Exercise:
An exact, complete copy of the lines below is the expected answer.
::: Entries supplied
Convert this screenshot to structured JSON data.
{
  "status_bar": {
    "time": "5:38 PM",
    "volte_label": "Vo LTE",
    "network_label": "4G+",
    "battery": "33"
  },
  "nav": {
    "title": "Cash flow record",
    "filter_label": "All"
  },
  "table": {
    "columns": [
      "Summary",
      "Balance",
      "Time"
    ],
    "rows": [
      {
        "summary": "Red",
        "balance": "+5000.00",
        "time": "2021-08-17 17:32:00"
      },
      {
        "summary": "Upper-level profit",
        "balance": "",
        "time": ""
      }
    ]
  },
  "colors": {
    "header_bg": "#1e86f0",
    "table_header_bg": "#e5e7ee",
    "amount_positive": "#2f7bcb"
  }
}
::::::
Result of this task:
Convert this screenshot to structured JSON data.
{
  "status_bar": {
    "time": "5:38 PM",
    "volte_label": "Vo LTE",
    "network_label": "4G+",
    "battery": "33"
  },
  "nav": {
    "title": "Cash flow record",
    "filter_label": "All"
  },
  "table": {
    "columns": [
      "Summary",
      "Balance",
      "Time"
    ],
    "rows": [
      {
        "summary": "Red",
        "balance": "+5000.00",
        "time": "2021-08-17 17:32:00"
      },
      {
        "summary": "Upper-level profit",
        "balance": "",
        "time": ""
      }
    ]
  },
  "colors": {
    "header_bg": "#1e86f0",
    "table_header_bg": "#e5e7ee",
    "amount_positive": "#2f7bcb"
  }
}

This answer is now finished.